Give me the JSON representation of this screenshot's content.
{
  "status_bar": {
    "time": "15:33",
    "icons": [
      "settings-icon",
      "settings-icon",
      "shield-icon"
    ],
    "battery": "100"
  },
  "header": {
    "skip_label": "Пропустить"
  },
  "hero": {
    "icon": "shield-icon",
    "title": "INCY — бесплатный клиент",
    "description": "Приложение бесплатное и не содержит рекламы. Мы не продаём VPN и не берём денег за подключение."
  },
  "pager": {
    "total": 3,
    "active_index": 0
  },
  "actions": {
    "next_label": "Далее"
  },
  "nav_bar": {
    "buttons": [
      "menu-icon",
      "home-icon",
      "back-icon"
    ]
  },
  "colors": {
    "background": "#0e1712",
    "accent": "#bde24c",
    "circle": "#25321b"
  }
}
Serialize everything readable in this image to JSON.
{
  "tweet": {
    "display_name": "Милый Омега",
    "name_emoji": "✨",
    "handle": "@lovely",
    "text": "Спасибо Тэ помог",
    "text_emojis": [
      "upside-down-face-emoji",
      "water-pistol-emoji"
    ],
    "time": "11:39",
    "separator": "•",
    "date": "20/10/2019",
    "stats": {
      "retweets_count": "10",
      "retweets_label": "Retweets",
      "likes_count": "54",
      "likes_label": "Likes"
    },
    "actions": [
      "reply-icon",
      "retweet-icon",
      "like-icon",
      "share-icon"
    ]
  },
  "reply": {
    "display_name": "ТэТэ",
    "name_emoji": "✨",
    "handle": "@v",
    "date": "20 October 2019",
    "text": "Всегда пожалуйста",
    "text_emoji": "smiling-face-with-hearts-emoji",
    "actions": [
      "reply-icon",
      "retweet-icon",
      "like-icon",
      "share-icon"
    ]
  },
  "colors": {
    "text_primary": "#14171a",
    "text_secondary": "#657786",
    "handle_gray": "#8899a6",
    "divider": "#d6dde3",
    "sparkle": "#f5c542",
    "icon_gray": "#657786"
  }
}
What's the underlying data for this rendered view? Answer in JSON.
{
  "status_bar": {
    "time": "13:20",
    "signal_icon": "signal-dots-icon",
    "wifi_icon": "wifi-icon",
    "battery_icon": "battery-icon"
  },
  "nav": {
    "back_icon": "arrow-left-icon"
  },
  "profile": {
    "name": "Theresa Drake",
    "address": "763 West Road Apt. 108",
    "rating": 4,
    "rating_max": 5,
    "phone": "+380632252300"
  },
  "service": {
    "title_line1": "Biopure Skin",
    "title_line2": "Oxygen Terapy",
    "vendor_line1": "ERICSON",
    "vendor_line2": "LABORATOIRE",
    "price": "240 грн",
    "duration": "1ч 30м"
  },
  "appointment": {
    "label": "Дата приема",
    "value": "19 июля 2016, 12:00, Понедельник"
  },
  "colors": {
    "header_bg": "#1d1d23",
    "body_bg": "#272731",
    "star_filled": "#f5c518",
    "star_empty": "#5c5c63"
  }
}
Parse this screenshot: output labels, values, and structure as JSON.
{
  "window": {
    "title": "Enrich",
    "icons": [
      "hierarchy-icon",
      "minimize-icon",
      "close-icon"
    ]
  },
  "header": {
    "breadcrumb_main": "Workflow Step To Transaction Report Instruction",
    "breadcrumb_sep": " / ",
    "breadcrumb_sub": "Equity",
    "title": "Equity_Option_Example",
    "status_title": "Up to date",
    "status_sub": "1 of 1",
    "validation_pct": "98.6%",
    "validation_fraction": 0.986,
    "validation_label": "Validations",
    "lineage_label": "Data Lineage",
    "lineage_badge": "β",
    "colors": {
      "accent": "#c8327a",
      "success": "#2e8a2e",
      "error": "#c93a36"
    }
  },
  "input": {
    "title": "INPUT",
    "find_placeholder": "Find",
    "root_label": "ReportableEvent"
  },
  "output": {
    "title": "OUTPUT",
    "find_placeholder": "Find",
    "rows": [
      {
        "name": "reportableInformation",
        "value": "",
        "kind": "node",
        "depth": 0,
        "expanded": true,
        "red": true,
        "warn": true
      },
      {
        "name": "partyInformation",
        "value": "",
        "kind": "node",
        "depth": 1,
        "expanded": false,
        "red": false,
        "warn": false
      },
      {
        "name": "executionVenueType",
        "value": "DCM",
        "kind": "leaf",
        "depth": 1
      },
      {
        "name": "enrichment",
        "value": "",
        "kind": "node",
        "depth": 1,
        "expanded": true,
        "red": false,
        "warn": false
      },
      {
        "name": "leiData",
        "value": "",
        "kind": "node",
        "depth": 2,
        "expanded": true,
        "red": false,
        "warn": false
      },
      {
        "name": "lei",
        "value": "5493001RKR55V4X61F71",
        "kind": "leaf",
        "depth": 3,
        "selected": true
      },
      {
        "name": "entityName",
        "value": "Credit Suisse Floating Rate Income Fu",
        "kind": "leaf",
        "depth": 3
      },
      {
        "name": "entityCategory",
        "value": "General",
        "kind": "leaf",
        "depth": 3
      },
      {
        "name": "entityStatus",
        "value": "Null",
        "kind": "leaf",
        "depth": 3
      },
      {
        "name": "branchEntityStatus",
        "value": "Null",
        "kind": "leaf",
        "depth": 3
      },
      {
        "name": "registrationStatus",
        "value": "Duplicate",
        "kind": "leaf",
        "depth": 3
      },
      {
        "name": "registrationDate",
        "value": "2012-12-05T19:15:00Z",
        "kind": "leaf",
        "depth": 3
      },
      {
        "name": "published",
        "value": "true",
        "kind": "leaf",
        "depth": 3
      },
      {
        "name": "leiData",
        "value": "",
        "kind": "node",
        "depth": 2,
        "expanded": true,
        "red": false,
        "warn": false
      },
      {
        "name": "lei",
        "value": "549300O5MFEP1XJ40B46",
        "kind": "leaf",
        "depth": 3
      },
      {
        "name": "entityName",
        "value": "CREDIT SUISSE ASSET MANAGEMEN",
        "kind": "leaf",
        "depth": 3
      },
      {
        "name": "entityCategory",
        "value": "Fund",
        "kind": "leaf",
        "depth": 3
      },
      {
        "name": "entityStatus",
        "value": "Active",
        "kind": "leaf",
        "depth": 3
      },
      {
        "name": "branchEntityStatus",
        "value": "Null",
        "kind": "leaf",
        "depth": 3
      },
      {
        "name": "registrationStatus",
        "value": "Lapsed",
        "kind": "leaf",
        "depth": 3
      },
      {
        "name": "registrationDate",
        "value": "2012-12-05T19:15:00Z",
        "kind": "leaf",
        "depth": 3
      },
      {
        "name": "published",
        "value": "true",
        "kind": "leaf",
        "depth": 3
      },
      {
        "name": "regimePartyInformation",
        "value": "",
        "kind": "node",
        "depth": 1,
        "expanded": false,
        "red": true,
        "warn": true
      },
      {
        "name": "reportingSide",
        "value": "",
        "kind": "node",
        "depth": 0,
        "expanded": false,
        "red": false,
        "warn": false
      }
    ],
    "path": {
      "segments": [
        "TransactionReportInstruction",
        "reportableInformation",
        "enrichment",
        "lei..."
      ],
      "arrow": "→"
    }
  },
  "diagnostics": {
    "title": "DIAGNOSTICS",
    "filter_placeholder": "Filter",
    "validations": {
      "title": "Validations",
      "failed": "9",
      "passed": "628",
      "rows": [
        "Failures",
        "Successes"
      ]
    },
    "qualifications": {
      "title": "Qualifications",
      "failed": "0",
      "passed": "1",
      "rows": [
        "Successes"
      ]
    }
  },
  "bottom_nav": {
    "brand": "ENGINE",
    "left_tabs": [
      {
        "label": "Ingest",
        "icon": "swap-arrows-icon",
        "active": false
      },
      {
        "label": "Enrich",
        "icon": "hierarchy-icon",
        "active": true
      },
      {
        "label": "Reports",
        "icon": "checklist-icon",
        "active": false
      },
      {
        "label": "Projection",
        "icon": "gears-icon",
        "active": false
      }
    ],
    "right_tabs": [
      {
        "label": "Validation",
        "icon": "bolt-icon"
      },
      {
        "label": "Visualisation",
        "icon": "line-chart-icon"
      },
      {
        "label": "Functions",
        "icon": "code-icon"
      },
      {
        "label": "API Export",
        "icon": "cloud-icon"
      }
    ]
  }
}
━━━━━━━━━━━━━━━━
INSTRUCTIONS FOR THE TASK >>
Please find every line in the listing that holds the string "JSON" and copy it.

THE ANSWER >>
Give me the JSON representation of this screenshot's content.
Serialize everything readable in this image to JSON.
What's the underlying data for this rendered view? Answer in JSON.
Parse this screenshot: output labels, values, and structure as JSON.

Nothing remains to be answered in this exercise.